I was offered my first shop in Park Walk by a friend – I love Chelsea, the village atmosphere and its diversity are charming and the wackiness of some of my neighbours means life here is never dull.

What are your favourite places to eat near your shop?

I like Frantoio, an excellent neighbourhood Italian restaurant on the King’s Road and we recently had a staff birthday party in Oka, opposite Carlisle Square. However our daily lunches, prepared by one of us at the shop, are our main focus.

What makes your business unique?

We try to sell things that you don’t find everywhere else, that are usable, and that have personality.

If your shop was an artist, who would it be?

Eric Ravilious, absolutely. There’s a gentility to his work that I find very appealing and he was the son of an antiques dealer.

"Sensitively done, good restoration can give an object a new lease of life but, if in doubt, leave well alone"
James McWhirter

Where do you source your pieces from?

From auction houses, runners, private dealers, and occasionally antique fairs.

When sourcing, how do you know what to look for?

It’s really just a gut feeling, whether something speaks to me and feels ‘right’. Whether I can imagine living with a piece myself is also very important.

How do you ensure that a piece is authentic?

30 years of experience, constant study and exposure to antiques I hope have helped develop a sixth sense. One is continually learning and broadening one’s knowledge.

Who are your favourite interior designers?

My friend and colleague Sarah Morris (who co-owns our interior design business – McWhirter Morris) has fabulous taste and a great eye. My neighbour, Guy Goodfellow, also has a beautiful shop and a sensitive aesthetic.

If you could only save one piece from a burning building, what would it be?

That’s a terribly difficult question –some pieces of pottery made by my children which I particularly treasure.

What is your stance on restoration?

Sensitively done, good restoration can give an object a new lease of life but, if in doubt, leave well alone.

If you weren’t an antiques dealer, what would you be doing?

Perhaps be an architectural draughtsman or a garden designer – so not entirely dissimilar.

If you could travel back in time, when and where would you go?

Post-Revolutionary France has always had an appeal for me – I adore the Directoire style - people using their ingenuity to create beauty and elegance out of chaos.

What is on the horizon for your business?

I’m starting to think about BADA 2019, where Alexander di Carcaci and I will have a stand.
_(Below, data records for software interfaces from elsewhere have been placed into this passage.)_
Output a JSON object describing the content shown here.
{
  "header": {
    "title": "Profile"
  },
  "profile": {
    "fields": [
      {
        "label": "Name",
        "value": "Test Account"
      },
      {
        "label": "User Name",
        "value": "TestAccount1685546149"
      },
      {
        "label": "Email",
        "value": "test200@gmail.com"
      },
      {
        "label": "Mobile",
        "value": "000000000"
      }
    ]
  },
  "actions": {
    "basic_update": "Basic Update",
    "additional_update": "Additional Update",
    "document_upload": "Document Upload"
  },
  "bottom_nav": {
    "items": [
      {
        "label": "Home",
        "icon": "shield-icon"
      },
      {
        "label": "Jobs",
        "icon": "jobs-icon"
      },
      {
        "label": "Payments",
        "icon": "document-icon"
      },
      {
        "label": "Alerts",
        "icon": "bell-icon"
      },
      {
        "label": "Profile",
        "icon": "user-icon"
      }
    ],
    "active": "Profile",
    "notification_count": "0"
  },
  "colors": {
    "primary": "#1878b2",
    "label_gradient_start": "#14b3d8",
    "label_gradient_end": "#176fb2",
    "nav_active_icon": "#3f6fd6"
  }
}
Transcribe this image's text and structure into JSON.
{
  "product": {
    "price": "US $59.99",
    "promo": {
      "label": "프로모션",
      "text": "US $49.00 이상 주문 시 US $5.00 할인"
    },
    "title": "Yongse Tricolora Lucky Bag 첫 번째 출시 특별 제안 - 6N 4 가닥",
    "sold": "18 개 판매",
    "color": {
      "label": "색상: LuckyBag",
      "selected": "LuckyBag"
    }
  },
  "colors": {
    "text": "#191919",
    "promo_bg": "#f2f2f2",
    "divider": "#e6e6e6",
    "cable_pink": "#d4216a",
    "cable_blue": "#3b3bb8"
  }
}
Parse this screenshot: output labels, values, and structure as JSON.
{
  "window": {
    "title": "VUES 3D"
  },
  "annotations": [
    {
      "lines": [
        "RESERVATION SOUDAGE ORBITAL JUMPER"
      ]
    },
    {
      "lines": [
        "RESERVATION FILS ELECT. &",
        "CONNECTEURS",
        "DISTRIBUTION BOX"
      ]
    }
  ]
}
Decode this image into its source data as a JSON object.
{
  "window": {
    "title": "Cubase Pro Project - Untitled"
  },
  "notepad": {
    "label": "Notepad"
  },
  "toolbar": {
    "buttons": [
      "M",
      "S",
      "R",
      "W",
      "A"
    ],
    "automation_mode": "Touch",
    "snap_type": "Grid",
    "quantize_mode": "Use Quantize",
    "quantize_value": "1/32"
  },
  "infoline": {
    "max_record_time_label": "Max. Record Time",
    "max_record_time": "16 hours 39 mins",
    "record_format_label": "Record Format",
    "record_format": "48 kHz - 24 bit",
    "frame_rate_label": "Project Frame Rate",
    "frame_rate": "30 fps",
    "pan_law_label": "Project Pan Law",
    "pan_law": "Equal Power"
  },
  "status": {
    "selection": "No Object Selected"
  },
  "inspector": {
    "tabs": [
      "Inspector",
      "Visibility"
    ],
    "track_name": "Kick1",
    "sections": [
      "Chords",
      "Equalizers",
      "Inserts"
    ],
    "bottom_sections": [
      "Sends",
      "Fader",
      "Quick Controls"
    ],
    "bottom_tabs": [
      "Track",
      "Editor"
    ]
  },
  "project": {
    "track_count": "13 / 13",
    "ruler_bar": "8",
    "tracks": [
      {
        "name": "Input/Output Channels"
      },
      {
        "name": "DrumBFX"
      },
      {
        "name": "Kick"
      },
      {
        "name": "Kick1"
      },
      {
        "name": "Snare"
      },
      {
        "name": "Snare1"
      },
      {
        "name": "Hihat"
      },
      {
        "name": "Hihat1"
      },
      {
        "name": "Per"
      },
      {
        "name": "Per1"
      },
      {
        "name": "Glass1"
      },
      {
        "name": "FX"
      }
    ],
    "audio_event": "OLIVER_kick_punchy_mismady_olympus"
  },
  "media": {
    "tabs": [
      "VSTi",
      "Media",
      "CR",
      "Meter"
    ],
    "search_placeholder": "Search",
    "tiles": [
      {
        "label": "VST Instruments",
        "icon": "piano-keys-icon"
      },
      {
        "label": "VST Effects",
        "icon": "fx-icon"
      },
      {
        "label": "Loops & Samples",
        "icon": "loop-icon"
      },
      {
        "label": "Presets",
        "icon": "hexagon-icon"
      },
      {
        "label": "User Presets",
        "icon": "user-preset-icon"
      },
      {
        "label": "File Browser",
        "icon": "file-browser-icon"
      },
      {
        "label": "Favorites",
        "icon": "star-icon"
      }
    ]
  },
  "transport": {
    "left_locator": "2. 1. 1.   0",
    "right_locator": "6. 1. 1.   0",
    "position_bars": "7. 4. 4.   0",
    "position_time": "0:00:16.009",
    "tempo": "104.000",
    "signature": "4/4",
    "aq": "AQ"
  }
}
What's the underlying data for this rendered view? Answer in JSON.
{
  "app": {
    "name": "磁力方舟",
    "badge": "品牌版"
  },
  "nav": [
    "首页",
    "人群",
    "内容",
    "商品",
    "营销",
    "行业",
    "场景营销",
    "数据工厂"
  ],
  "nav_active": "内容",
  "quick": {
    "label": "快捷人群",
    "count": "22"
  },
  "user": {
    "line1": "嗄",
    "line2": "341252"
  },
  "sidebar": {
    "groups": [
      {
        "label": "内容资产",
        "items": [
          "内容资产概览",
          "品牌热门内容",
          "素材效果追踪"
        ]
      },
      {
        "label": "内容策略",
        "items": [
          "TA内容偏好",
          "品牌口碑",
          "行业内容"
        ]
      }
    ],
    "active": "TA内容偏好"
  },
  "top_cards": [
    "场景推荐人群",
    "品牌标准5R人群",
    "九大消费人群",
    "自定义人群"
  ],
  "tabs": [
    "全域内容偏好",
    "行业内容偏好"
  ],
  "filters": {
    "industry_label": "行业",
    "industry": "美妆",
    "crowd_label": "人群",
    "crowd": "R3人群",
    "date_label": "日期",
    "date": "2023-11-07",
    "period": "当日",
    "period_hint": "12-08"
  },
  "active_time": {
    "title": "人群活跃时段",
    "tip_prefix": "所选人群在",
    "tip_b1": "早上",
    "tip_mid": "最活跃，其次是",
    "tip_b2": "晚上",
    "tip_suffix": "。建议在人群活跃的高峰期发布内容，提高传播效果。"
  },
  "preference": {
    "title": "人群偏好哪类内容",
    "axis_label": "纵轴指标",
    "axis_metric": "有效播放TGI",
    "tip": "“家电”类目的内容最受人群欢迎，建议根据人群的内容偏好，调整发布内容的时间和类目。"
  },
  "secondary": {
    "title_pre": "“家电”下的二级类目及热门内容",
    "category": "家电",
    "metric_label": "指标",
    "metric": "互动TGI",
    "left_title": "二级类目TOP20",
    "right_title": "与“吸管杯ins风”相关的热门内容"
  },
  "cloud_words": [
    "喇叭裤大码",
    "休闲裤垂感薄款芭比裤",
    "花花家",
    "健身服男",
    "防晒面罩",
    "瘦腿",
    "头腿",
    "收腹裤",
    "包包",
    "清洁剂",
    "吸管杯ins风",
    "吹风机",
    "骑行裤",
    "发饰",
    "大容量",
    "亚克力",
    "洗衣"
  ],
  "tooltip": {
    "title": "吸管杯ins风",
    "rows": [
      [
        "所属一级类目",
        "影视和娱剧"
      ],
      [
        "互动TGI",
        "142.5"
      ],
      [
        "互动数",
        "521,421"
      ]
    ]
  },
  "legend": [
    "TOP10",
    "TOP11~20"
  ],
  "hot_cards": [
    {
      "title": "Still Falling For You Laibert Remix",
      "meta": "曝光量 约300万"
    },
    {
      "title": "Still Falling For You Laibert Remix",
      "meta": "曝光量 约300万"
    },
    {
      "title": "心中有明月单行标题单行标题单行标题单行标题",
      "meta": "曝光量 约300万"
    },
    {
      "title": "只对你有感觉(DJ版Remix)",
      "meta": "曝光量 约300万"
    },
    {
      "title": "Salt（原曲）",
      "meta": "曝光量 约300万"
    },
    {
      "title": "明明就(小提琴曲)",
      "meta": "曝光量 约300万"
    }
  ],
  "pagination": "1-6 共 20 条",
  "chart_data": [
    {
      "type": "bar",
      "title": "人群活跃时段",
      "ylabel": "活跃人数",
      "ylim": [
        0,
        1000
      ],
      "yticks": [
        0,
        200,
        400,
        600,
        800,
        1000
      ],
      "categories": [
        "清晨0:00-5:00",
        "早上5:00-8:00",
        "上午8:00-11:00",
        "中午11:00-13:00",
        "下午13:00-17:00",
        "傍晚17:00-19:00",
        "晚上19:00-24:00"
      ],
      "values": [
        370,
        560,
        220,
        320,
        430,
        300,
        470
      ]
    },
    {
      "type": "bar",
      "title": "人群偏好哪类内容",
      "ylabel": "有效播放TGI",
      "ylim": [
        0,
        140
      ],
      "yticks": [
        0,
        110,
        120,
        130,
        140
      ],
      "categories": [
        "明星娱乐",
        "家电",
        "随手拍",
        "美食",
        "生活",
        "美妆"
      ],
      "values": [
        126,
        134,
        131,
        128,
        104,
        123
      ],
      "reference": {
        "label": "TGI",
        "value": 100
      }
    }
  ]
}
I am to celebrating my 30th anniversary of antique dealing with a party for employees past and current.